How do I Choose Mutual Funds?

More than 68,000 mutual funds exist worldwide, as of October 2010, according to the Investment Company Institute. Stock funds, bond funds, money market funds. Funds that invest in America, Asia and Europe. Funds that invest anywhere in the world they please. Because the possibilities are nearly endless, choosing a mutual fund can be tougher than picking a mate. In finance, as in matrimony, your best bet is to know what you're getting into.

Step 1

Find a mutual fund screener online. Countless investing websites provide tools to search for mutual funds by certain criteria. As an alternative to, or in addition to, using a mutual fund screener, you can consult a financial advisor or request information from mutual fund companies about funds you might want to invest in. In terms of maximizing your time and resources, however, online mutual fund screeners provide the quickest and most convenient way to find adequate funds out of the universe of thousands.

Step 2

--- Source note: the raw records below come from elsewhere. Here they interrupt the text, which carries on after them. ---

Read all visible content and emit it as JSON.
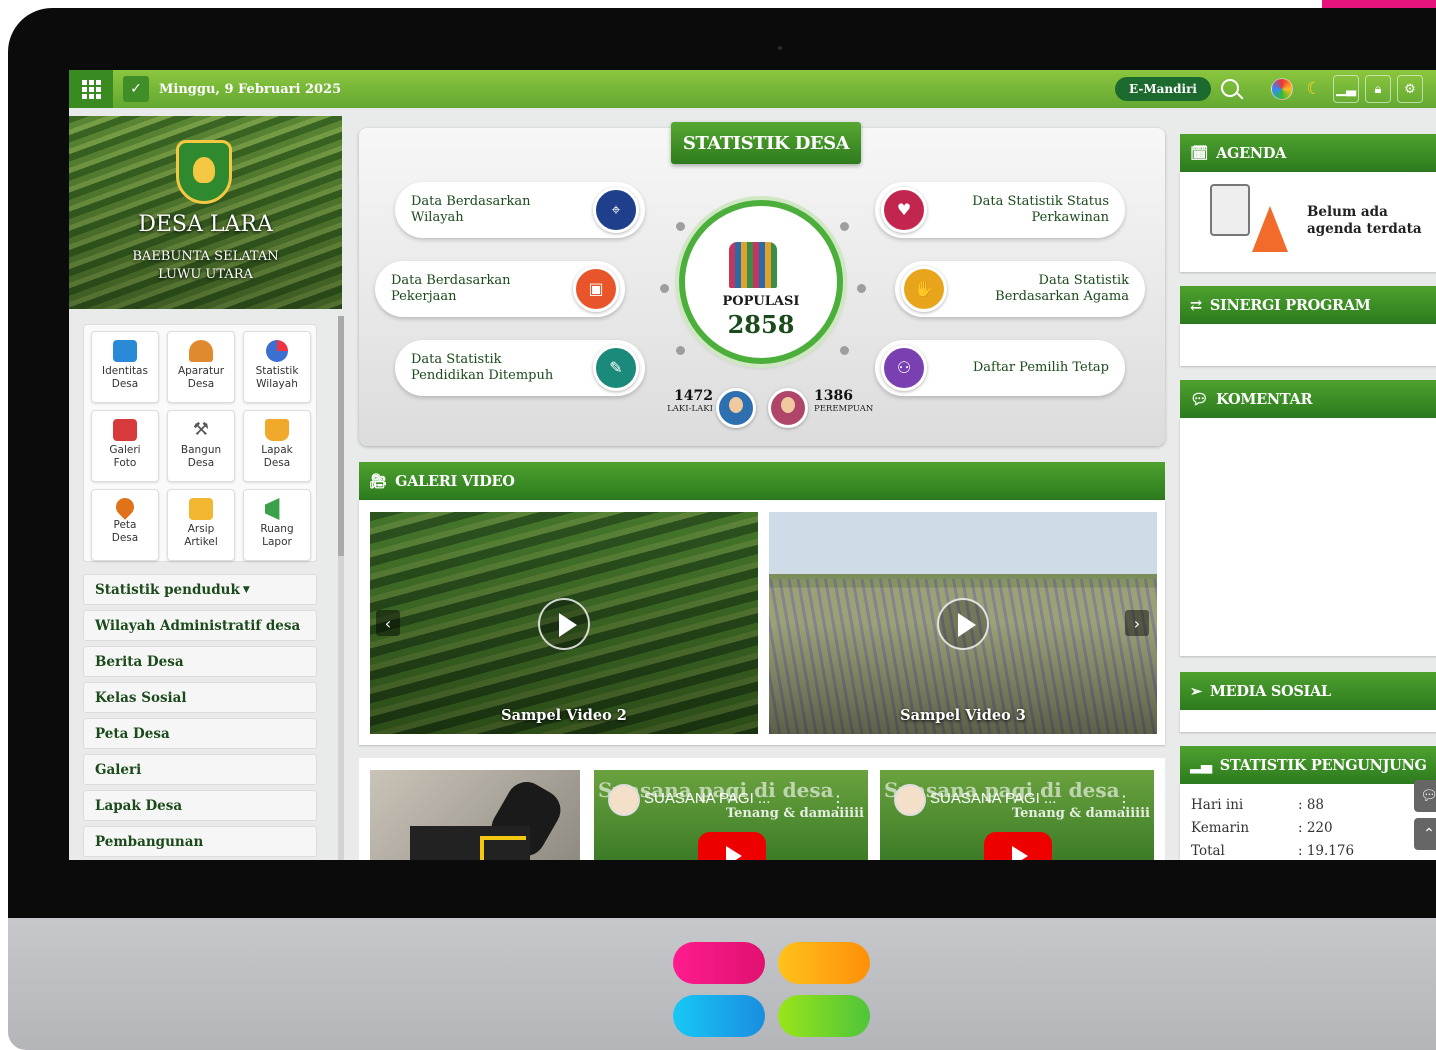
{
  "topbar": {
    "date": "Minggu, 9 Februari 2025",
    "emandiri": "E-Mandiri"
  },
  "hero": {
    "village": "DESA LARA",
    "district": "BAEBUNTA SELATAN",
    "regency": "LUWU UTARA"
  },
  "tiles": [
    {
      "line1": "Identitas",
      "line2": "Desa",
      "color": "#2a8ad8"
    },
    {
      "line1": "Aparatur",
      "line2": "Desa",
      "color": "#e08a2e"
    },
    {
      "line1": "Statistik",
      "line2": "Wilayah",
      "color": "#3b6fd0"
    },
    {
      "line1": "Galeri",
      "line2": "Foto",
      "color": "#d63a3a"
    },
    {
      "line1": "Bangun",
      "line2": "Desa",
      "color": "#555555"
    },
    {
      "line1": "Lapak",
      "line2": "Desa",
      "color": "#f0a92a"
    },
    {
      "line1": "Peta",
      "line2": "Desa",
      "color": "#e0721a"
    },
    {
      "line1": "Arsip",
      "line2": "Artikel",
      "color": "#f2b630"
    },
    {
      "line1": "Ruang",
      "line2": "Lapor",
      "color": "#3aa04a"
    }
  ],
  "menu": [
    "Statistik penduduk",
    "Wilayah Administratif desa",
    "Berita Desa",
    "Kelas Sosial",
    "Peta Desa",
    "Galeri",
    "Lapak Desa",
    "Pembangunan"
  ],
  "stat": {
    "title": "STATISTIK DESA",
    "left": [
      {
        "l1": "Data Berdasarkan",
        "l2": "Wilayah",
        "color": "#1f3f8c"
      },
      {
        "l1": "Data Berdasarkan",
        "l2": "Pekerjaan",
        "color": "#e8552a"
      },
      {
        "l1": "Data Statistik",
        "l2": "Pendidikan Ditempuh",
        "color": "#1b8a7a"
      }
    ],
    "right": [
      {
        "l1": "Data Statistik Status",
        "l2": "Perkawinan",
        "color": "#c2264f"
      },
      {
        "l1": "Data Statistik",
        "l2": "Berdasarkan Agama",
        "color": "#e8a51c"
      },
      {
        "l1": "Daftar Pemilih Tetap",
        "l2": "",
        "color": "#7a3fb0"
      }
    ],
    "pop_label": "POPULASI",
    "pop_total": "2858",
    "male_count": "1472",
    "male_label": "LAKI-LAKI",
    "female_count": "1386",
    "female_label": "PEREMPUAN"
  },
  "galeri": {
    "title": "GALERI VIDEO",
    "videos": [
      "Sampel Video 2",
      "Sampel Video 3"
    ],
    "yt_title": "SUASANA PAGI ...",
    "yt_overlay": "Suasana pagi di desa",
    "yt_sub": "Tenang & damaiiiii"
  },
  "right": {
    "agenda_title": "AGENDA",
    "agenda_empty_l1": "Belum ada",
    "agenda_empty_l2": "agenda terdata",
    "sinergi_title": "SINERGI PROGRAM",
    "komentar_title": "KOMENTAR",
    "media_title": "MEDIA SOSIAL",
    "pengunjung_title": "STATISTIK PENGUNJUNG",
    "visitors": [
      {
        "label": "Hari ini",
        "value": ": 88"
      },
      {
        "label": "Kemarin",
        "value": ": 220"
      },
      {
        "label": "Total",
        "value": ": 19.176"
      }
    ]
  },
  "brand_colors": {
    "accent": "#4caf3c",
    "dark_green": "#2c7a1e",
    "pink": "#e6137a"
  }
}
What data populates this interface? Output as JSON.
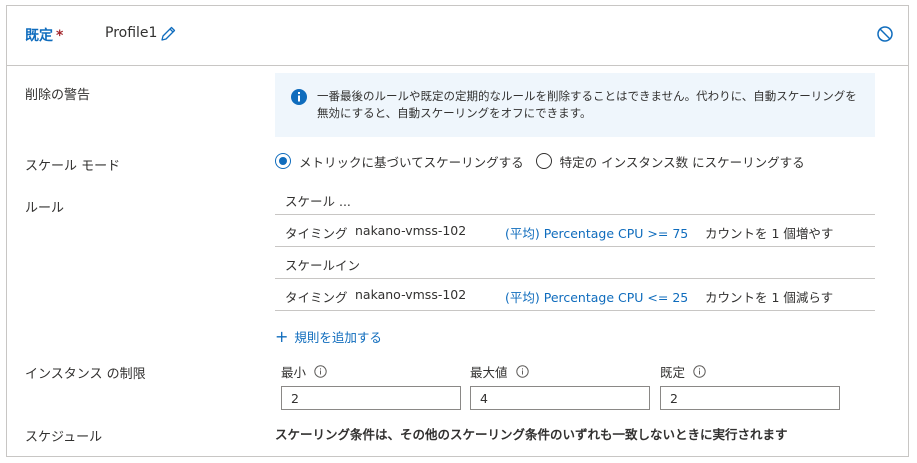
{
  "profile": {
    "type_label": "既定",
    "required_mark": "*",
    "name": "Profile1"
  },
  "labels": {
    "delete_warning": "削除の警告",
    "scale_mode": "スケール モード",
    "rules": "ルール",
    "instance_limits": "インスタンス の制限",
    "schedule": "スケジュール"
  },
  "warning": {
    "text": "一番最後のルールや既定の定期的なルールを削除することはできません。代わりに、自動スケーリングを無効にすると、自動スケーリングをオフにできます。"
  },
  "scale_mode": {
    "options": [
      {
        "label": "メトリックに基づいてスケーリングする",
        "checked": true
      },
      {
        "label": "特定の インスタンス数 にスケーリングする",
        "checked": false
      }
    ]
  },
  "rules": {
    "scale_out_title": "スケール ...",
    "scale_in_title": "スケールイン",
    "rows": [
      {
        "timing": "タイミング",
        "resource": "nakano-vmss-102",
        "metric": "(平均) Percentage CPU >= 75",
        "action": "カウントを 1 個増やす"
      },
      {
        "timing": "タイミング",
        "resource": "nakano-vmss-102",
        "metric": "(平均) Percentage CPU <= 25",
        "action": "カウントを 1 個減らす"
      }
    ],
    "add_rule": "規則を追加する"
  },
  "limits": {
    "min": {
      "label": "最小",
      "value": "2"
    },
    "max": {
      "label": "最大値",
      "value": "4"
    },
    "default": {
      "label": "既定",
      "value": "2"
    }
  },
  "schedule": {
    "text": "スケーリング条件は、その他のスケーリング条件のいずれも一致しないときに実行されます"
  },
  "colors": {
    "accent": "#0f6cbd",
    "warning_bg": "#eff6fc",
    "required": "#a4262c"
  },
  "icons": {
    "edit": "pencil-icon",
    "delete": "disabled-circle-icon",
    "info": "info-icon",
    "add": "plus-icon"
  }
}
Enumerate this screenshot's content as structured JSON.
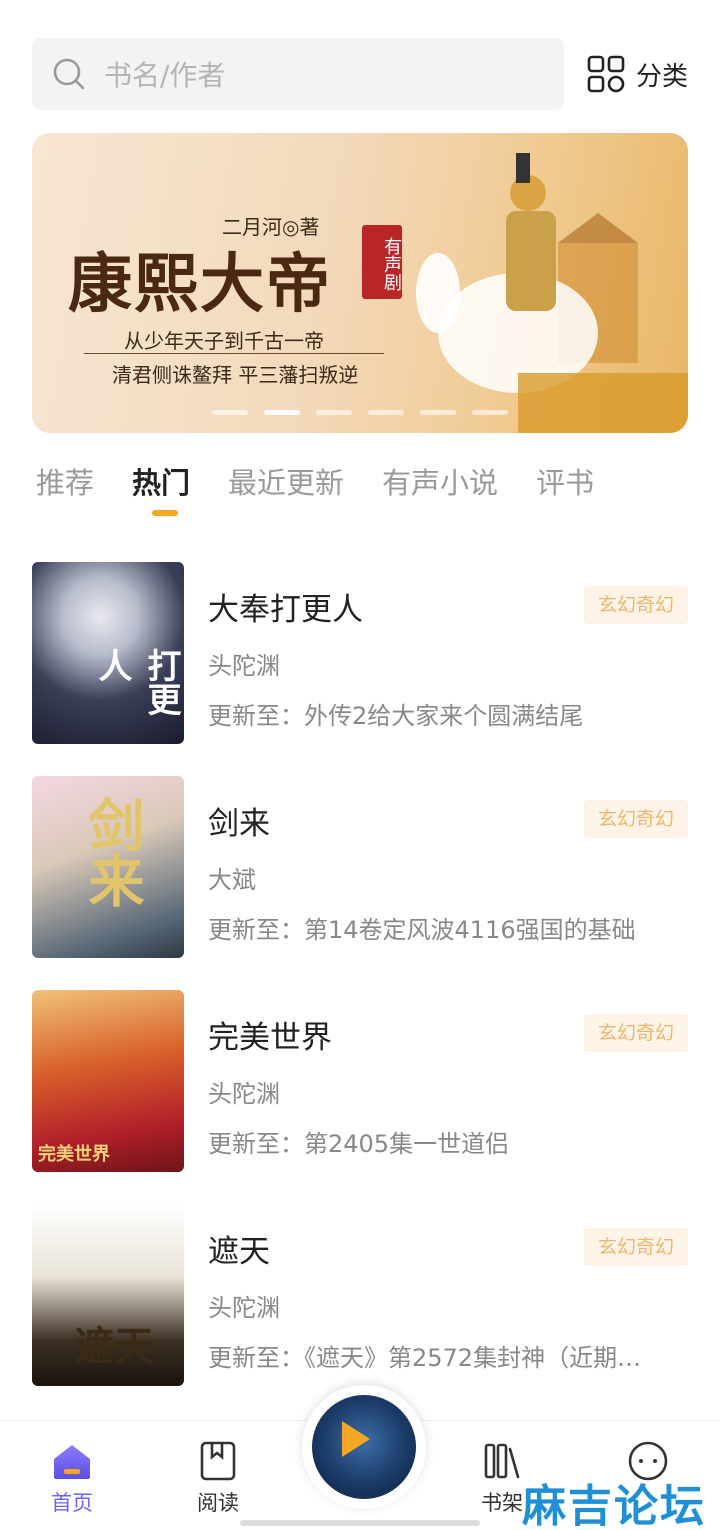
{
  "search": {
    "placeholder": "书名/作者"
  },
  "category": {
    "label": "分类"
  },
  "banner": {
    "author": "二月河◎著",
    "title": "康熙大帝",
    "badge": "有声剧",
    "line1": "从少年天子到千古一帝",
    "line2": "清君侧诛鳌拜 平三藩扫叛逆",
    "active_dot": 1,
    "dot_count": 6
  },
  "tabs": [
    {
      "label": "推荐",
      "active": false
    },
    {
      "label": "热门",
      "active": true
    },
    {
      "label": "最近更新",
      "active": false
    },
    {
      "label": "有声小说",
      "active": false
    },
    {
      "label": "评书",
      "active": false
    }
  ],
  "books": [
    {
      "title": "大奉打更人",
      "author": "头陀渊",
      "update": "更新至：外传2给大家来个圆满结尾",
      "genre": "玄幻奇幻",
      "cover_text": "打更人"
    },
    {
      "title": "剑来",
      "author": "大斌",
      "update": "更新至：第14卷定风波4116强国的基础",
      "genre": "玄幻奇幻",
      "cover_text": "剑来"
    },
    {
      "title": "完美世界",
      "author": "头陀渊",
      "update": "更新至：第2405集一世道侣",
      "genre": "玄幻奇幻",
      "cover_text": "完美世界"
    },
    {
      "title": "遮天",
      "author": "头陀渊",
      "update": "更新至：《遮天》第2572集封神（近期…",
      "genre": "玄幻奇幻",
      "cover_text": "遮天"
    }
  ],
  "nav": {
    "home": "首页",
    "read": "阅读",
    "shelf": "书架"
  },
  "watermark": "麻吉论坛",
  "colors": {
    "accent": "#f5a623",
    "nav_active": "#6c63ff",
    "genre_text": "#e9b872",
    "genre_bg": "#fdf3e6"
  }
}
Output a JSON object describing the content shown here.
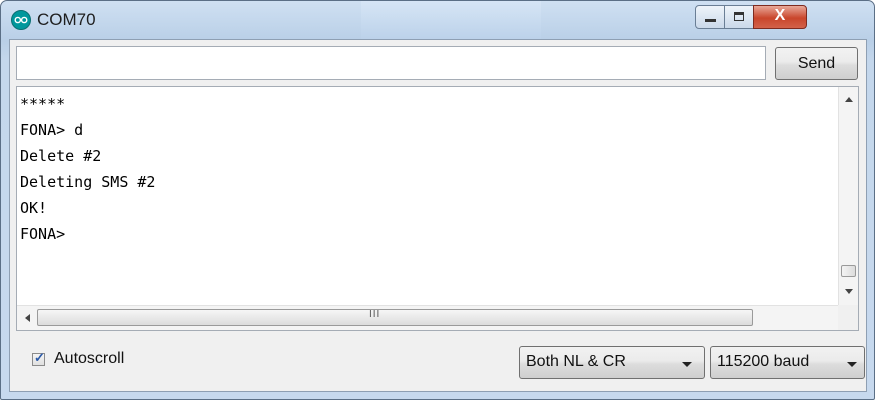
{
  "window": {
    "title": "COM70",
    "close_glyph": "X",
    "icons": [
      "arduino-logo-icon",
      "minimize-icon",
      "maximize-icon",
      "close-icon"
    ]
  },
  "send": {
    "input_value": "",
    "button_label": "Send"
  },
  "output": {
    "lines": [
      "*****",
      "FONA> d",
      "Delete #2",
      "Deleting SMS #2",
      "OK!",
      "FONA>"
    ],
    "hscroll_grip": "III"
  },
  "footer": {
    "autoscroll_label": "Autoscroll",
    "autoscroll_checked": true,
    "line_ending_selected": "Both NL & CR",
    "baud_selected": "115200 baud"
  },
  "colors": {
    "titlebar": "#c4d7ec",
    "close_button": "#c9462c",
    "arduino_teal": "#00979c"
  }
}
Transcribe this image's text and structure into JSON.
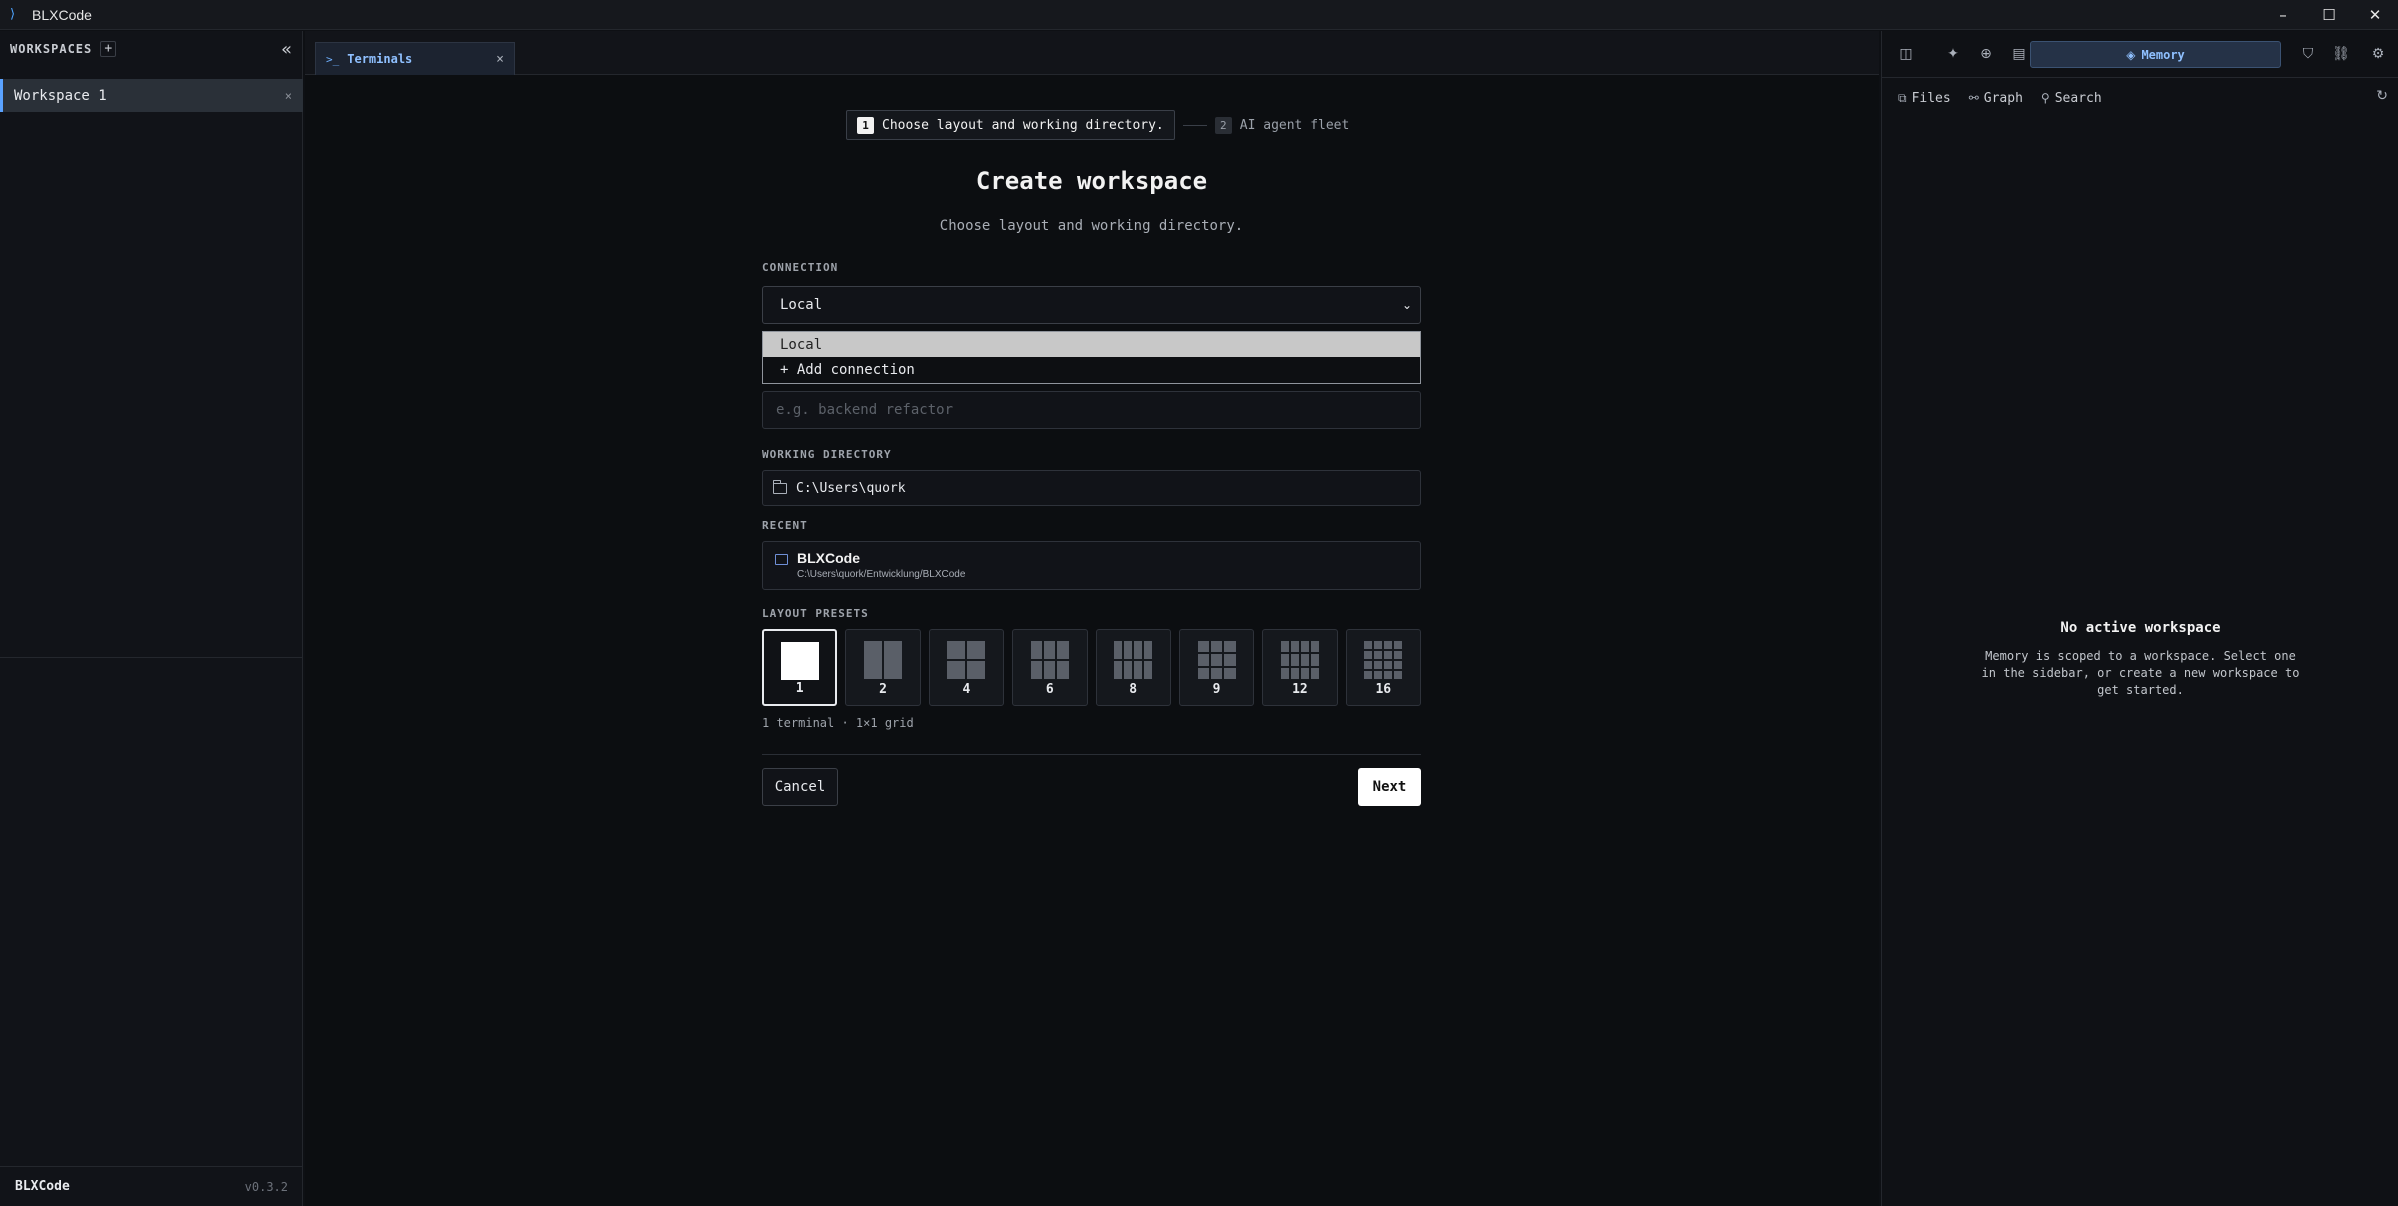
{
  "window": {
    "title": "BLXCode"
  },
  "sidebar": {
    "header": "WORKSPACES",
    "add": "+",
    "collapse": "«",
    "workspaces": [
      {
        "label": "Workspace 1",
        "close": "×"
      }
    ],
    "footer_brand": "BLXCode",
    "version": "v0.3.2"
  },
  "tabs": [
    {
      "icon": ">_",
      "label": "Terminals",
      "close": "×"
    }
  ],
  "wizard": {
    "steps": [
      {
        "num": "1",
        "label": "Choose layout and working directory."
      },
      {
        "num": "2",
        "label": "AI agent fleet"
      }
    ],
    "title": "Create workspace",
    "subtitle": "Choose layout and working directory.",
    "connection": {
      "label": "CONNECTION",
      "selected": "Local",
      "options": [
        "Local",
        "+ Add connection"
      ]
    },
    "name_placeholder": "e.g. backend refactor",
    "working_directory": {
      "label": "WORKING DIRECTORY",
      "value": "C:\\Users\\quork"
    },
    "recent": {
      "label": "RECENT",
      "items": [
        {
          "name": "BLXCode",
          "path": "C:\\Users\\quork/Entwicklung/BLXCode"
        }
      ]
    },
    "layout_presets": {
      "label": "LAYOUT PRESETS",
      "options": [
        "1",
        "2",
        "4",
        "6",
        "8",
        "9",
        "12",
        "16"
      ],
      "selected": "1"
    },
    "summary": "1 terminal · 1×1 grid",
    "cancel": "Cancel",
    "next": "Next"
  },
  "right_panel": {
    "active_tab": "Memory",
    "sub_tabs": [
      "Files",
      "Graph",
      "Search"
    ],
    "empty_title": "No active workspace",
    "empty_desc": "Memory is scoped to a workspace. Select one in the sidebar, or create a new workspace to get started."
  },
  "colors": {
    "accent": "#5aa2ff",
    "background": "#0c0e11"
  }
}
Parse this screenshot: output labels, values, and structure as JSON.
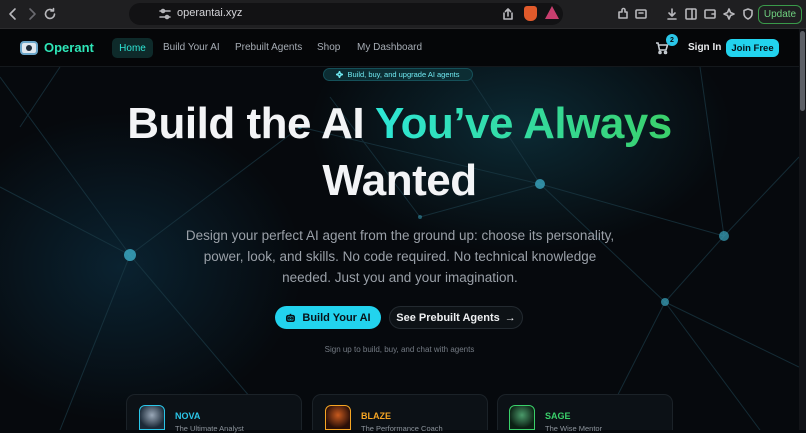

Search for funds that meet your investment preferences. For example, you can search for funds that invest in certain regions of the world exclusively, focus on certain business sectors, or mimic the returns of market indexes such as the Dow Jones Industrial Average or the S&P 500. Most mutual fund screeners also allow you to refine your search based on a fund's historical performance and risk.

Step 3

Evaluate mutual fund fees. As the U.S. Securities and Exchange Commission explains, mutual funds can charge several types of fees. Among the most popular are sales loads and redemption fees. All fees charge an additional expense ratio, which equals a portion of your account value, charged annually, to cover costs associated with running the fund.

Step 4

Consider minimum initial investments. Depending upon the amount of money you have to invest, some funds may be cost-prohibitive. Some funds require initial investments of $1,000 or much more. Others ask for minimum initial investments of less than $1,000. Many funds waive required minimums, or lower them substantially, if you agree to set up automatic monthly investments.

Tip

  • A sales load is a charge you pay upon investing in a mutual fund, or when you redeem shares that are equal to your investment amount or redemption. Sales loads cannot exceed 8.5 percent. A mutual fund can charge a redemption fee, which cannot surpass 2 percent, when you sell shares. The difference between the two fees is what the fund uses them to pay for. A sales load goes to brokers who offer the fund to their clients, while the redemption fee covers other costs incurred while operating the fund.

About the Author

As a writer since 2002, Rocco Pendola has published numerous academic and popular articles in addition to working as a freelance grant writer and researcher. His work has appeared on SFGate and Planetizen and in the journals "Environment & Behavior" and "Health and Place." Pendola has a Bachelor of Arts in urban studies from San Francisco State University.